Michigan Tech’s annual celebration of the worldwide event focuses on the many ways that water is vital to life. This year, the community is invited to events that showcase the value of water from social, economic, cultural and environmental perspectives.
Everyone is welcome to the virtual celebration. A community art show and screening of the film Brave Blue World kick off the week-long event. The schedule includes speakers, a performance by the Woodland Singers, a water-focused Husky Bites presentation, a research competition and free family art activities.
Visit the World Water Day website for Zoom links, registration and event details. All events are free and open to the public.
- March 18 – Community Art Show: Local artists and community members of all ages share what water means to them through creativity and creation in a virtual gallery.
- March 18 – 7- 8:30 p.m.: Brave Blue World facilitated discussion with Nancy Langston (SS/GLRC) & Dr. Casey Huckins (BIO/GLRC) as part of the Sustainability Film Series.
- March 22 – 6 p.m.: Water-focused Husky Bites presentation and the Three Minute Thesis-style research competition open to undergraduate and graduate students of all majors.
- March 23 – 4:30 p.m.: Youth speaker Braedon Butterfield, member of the Red Cliff Band of Lake Superior Chippewa and an aspiring journalist, will present a talk about valuing water.
- March 23 – 6 p.m.: Art Night for All with local art educator and artist Melissa Hronkin, with a reading of “We Are Water Protectors” by Carole Lindstrom, followed by an art project honoring the value of water for all living things. Lisa Denomie, author of “Sea Yoga,” will guide an expressive movement activity. Judy Sarosik, teacher and artist of Peace Crane Mobiles, leads participants in folding an origami fish, also sharing her artwork and love of nature.
- March 24 – 4 p.m.: Panel discussion featuring Diane P. Dupont, professor of economics at Brock University; Patty Loew, director of the Center for Native American and Indigenous Research at Northwestern University and a professor in the Medill School of Journalism; and Ali Mirchi, assistant professor of water resources engineering at Oklahoma State University and a Michigan Tech alum.
Michigan Technological University is a public research university founded in 1885 in Houghton, Michigan, and is home to more than 7,000 students from 55 countries around the world.
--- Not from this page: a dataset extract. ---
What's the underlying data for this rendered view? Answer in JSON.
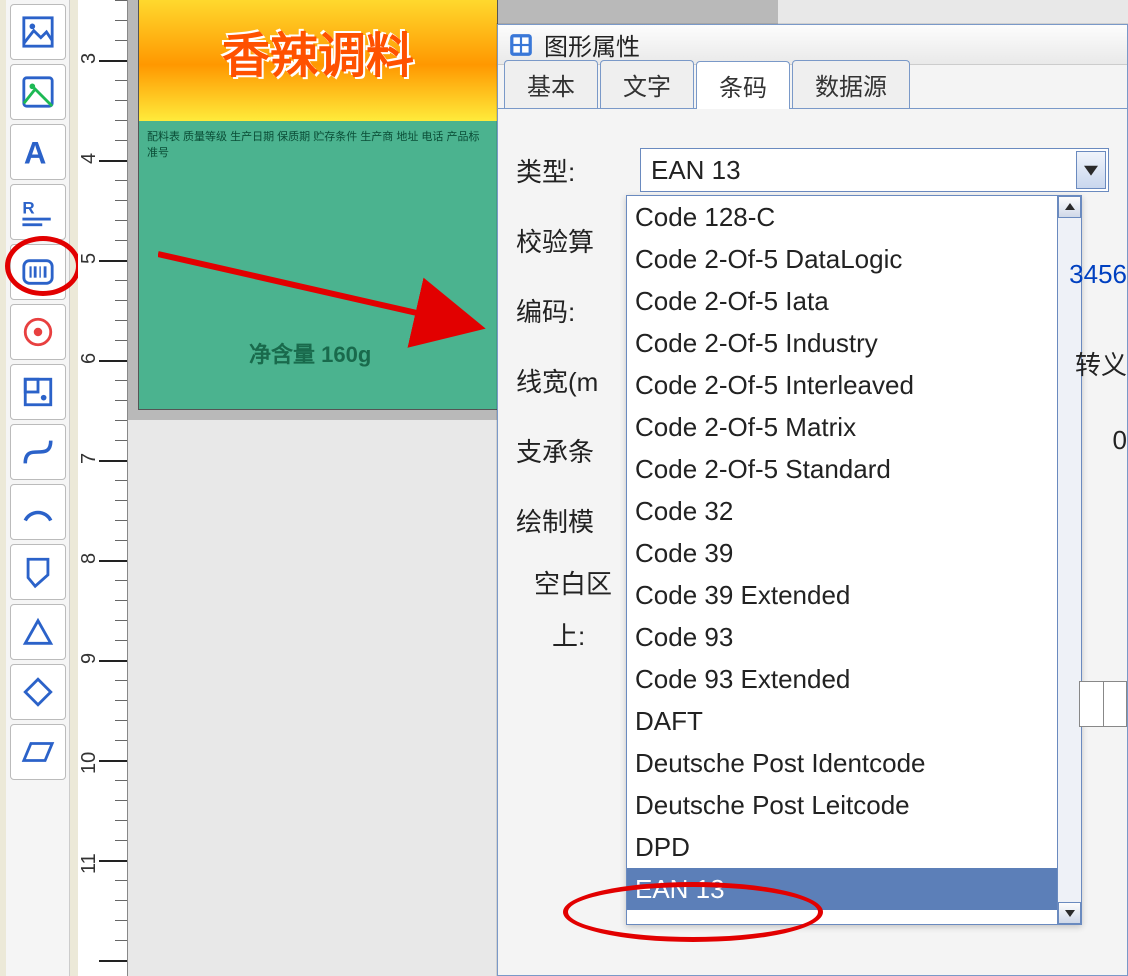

Consistently ranked among the best universities in the country for return on investment, Michigan’s flagship technological university offers more than 120 undergraduate and graduate degree programs in science and technology, engineering, computing, forestry, business and economics, health professions, humanities, mathematics, social sciences, and the arts. The rural campus is situated just miles from Lake Superior in Michigan's Upper Peninsula, offering year-round opportunities for outdoor adventure.